[WORK INSTRUCTION] Work through the records that follow and return each line containing the word "footer".

[RECORD EXCERPTS]

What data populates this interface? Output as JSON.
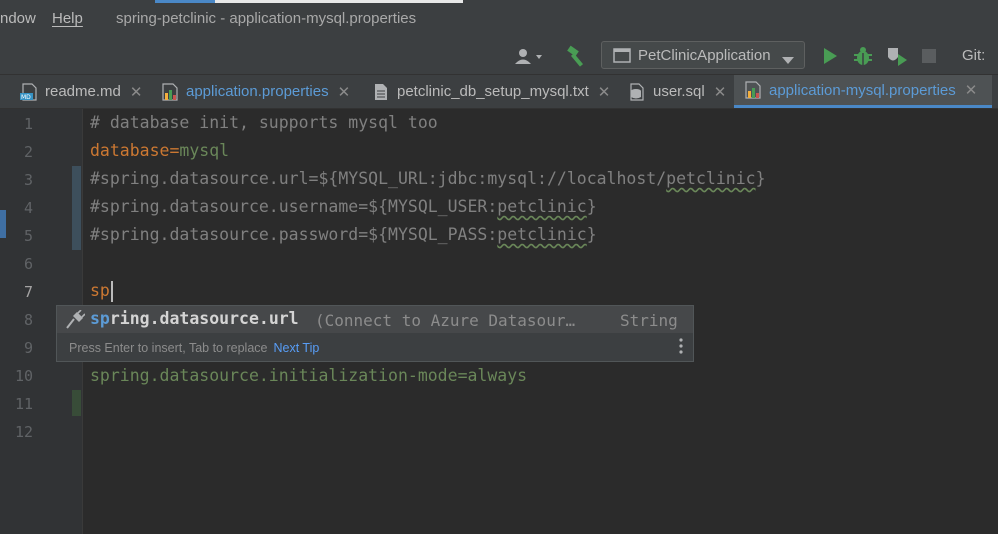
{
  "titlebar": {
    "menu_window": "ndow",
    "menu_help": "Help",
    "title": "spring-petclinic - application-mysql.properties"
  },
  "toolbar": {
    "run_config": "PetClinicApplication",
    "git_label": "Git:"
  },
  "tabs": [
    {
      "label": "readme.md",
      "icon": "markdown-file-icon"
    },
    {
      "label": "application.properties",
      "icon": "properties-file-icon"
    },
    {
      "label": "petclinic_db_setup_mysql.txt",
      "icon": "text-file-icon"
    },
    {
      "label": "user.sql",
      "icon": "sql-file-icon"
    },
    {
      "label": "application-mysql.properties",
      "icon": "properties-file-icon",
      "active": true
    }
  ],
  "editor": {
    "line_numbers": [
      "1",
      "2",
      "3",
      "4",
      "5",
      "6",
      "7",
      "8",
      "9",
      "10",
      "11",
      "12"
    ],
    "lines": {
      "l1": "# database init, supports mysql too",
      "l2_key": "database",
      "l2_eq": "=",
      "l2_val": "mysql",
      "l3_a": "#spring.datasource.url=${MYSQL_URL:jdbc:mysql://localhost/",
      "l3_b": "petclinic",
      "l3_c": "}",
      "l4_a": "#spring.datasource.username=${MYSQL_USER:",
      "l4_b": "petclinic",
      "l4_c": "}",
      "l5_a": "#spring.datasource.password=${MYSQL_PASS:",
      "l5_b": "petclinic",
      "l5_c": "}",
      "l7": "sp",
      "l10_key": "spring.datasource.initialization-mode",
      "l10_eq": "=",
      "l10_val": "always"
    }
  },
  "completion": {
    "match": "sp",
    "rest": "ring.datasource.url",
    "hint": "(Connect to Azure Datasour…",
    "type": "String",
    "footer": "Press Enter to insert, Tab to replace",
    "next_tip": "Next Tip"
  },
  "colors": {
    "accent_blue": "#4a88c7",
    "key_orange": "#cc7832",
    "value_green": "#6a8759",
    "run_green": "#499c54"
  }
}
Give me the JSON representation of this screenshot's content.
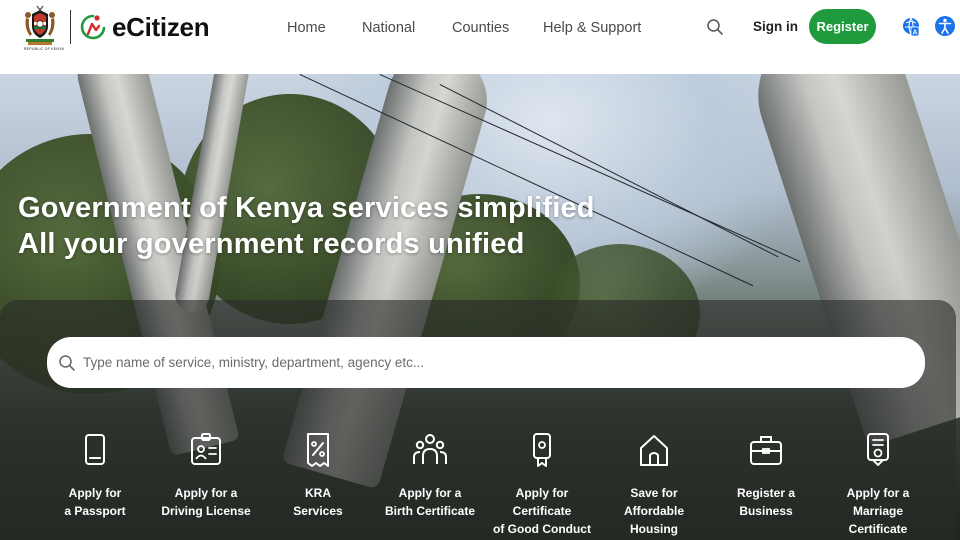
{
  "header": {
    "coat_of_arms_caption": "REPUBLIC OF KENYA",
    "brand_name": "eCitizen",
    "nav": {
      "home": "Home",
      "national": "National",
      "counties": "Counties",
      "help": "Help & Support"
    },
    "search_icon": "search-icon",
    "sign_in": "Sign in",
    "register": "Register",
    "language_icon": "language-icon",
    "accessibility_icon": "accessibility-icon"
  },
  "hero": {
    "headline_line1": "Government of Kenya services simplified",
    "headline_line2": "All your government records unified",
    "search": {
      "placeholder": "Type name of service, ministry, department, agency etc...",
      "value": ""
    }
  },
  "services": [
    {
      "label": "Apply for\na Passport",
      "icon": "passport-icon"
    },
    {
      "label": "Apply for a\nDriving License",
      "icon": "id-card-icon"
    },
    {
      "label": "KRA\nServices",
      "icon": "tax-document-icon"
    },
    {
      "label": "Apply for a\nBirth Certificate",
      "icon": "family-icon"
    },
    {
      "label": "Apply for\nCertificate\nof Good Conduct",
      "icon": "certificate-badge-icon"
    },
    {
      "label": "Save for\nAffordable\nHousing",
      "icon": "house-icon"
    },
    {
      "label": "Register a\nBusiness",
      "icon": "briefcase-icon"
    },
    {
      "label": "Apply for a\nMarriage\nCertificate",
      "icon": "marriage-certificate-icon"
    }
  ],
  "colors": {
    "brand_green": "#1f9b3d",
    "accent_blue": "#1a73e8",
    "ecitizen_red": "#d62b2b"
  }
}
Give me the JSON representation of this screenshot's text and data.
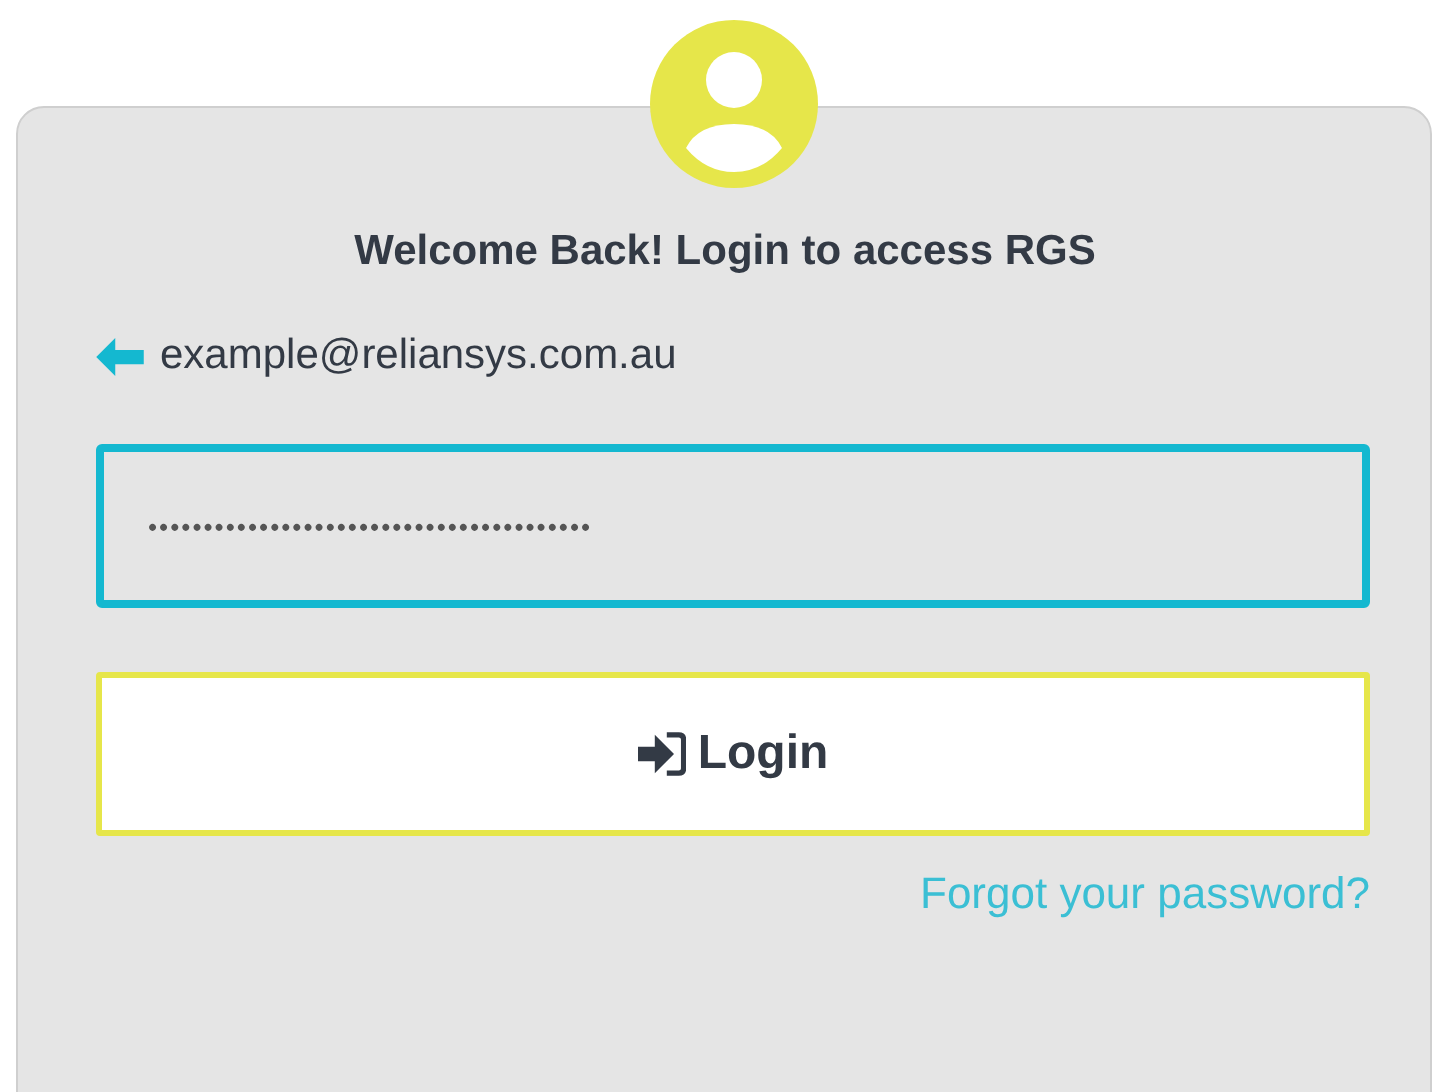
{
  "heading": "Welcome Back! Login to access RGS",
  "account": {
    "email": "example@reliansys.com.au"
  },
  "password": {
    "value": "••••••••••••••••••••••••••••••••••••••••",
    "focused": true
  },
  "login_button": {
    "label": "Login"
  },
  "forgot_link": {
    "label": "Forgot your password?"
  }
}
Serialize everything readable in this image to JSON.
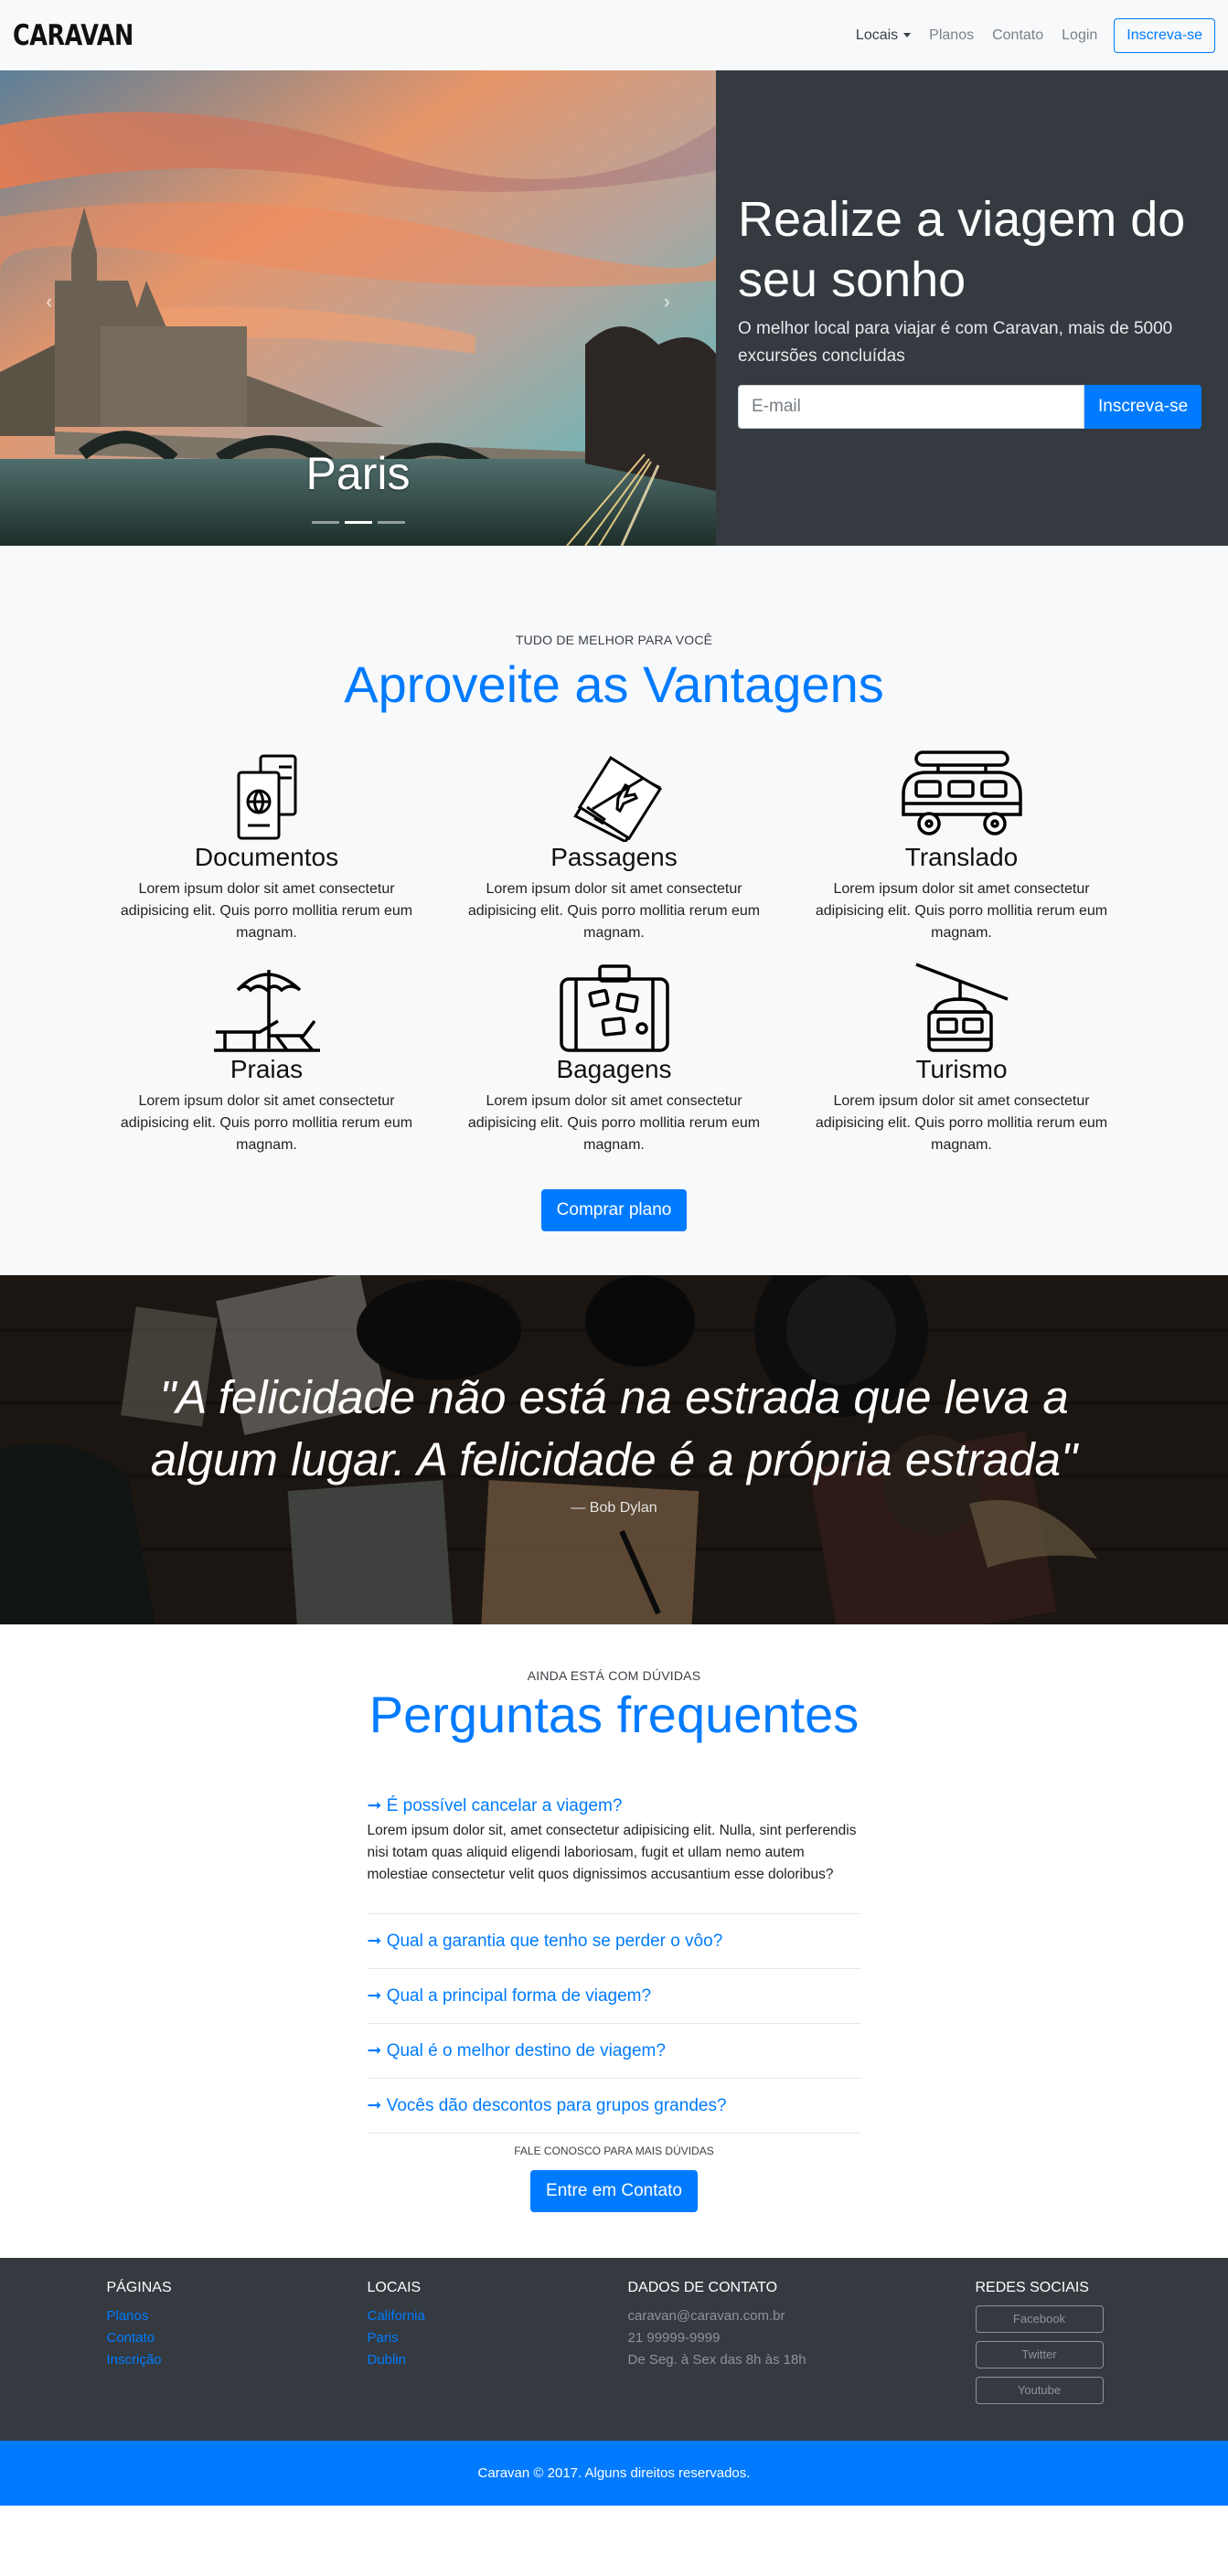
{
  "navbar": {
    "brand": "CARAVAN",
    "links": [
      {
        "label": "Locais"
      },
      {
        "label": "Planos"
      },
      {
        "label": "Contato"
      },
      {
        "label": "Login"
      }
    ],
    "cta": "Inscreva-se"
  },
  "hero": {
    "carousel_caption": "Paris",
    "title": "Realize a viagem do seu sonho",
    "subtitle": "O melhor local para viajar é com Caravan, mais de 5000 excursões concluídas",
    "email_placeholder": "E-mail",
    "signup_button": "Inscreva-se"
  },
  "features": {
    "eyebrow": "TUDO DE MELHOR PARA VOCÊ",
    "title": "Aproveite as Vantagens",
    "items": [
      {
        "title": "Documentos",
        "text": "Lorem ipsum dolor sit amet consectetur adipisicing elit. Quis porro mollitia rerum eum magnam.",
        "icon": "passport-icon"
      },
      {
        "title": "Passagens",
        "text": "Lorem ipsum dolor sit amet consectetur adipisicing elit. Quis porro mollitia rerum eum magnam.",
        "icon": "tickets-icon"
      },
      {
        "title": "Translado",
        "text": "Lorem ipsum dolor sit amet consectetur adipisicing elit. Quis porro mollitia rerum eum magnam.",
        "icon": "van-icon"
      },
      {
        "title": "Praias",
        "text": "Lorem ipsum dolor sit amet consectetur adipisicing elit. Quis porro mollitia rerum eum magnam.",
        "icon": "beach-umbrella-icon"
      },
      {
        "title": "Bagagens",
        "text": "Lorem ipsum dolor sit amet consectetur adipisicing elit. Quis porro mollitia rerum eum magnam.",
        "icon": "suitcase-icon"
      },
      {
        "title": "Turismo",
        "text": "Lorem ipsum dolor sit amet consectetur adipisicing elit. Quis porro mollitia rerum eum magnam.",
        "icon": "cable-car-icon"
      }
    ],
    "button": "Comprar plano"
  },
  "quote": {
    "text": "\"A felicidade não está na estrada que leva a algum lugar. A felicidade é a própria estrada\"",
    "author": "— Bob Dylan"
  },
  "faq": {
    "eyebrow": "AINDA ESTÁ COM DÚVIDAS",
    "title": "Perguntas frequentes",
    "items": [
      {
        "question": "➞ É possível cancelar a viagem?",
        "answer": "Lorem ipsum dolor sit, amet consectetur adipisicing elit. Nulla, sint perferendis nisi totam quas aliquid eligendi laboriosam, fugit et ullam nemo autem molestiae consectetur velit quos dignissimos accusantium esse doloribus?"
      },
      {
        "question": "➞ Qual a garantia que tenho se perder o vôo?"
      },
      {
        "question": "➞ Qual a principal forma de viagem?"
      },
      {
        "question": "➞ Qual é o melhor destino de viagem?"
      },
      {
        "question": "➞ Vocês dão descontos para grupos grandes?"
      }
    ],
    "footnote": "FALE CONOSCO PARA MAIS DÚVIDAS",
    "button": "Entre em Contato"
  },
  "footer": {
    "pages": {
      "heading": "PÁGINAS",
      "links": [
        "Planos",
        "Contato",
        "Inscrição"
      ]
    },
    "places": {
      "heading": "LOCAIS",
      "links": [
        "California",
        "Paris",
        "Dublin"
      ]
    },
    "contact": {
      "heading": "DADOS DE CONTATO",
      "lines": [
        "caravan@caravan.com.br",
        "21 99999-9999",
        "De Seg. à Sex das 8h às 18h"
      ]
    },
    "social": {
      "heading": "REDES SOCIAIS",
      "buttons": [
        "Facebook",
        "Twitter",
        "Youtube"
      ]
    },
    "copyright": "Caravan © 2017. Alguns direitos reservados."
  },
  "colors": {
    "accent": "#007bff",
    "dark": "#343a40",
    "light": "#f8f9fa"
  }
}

[WRITTEN RESPONSE]
    "footer": "Press Enter to insert, Tab to replace",
  "footer": {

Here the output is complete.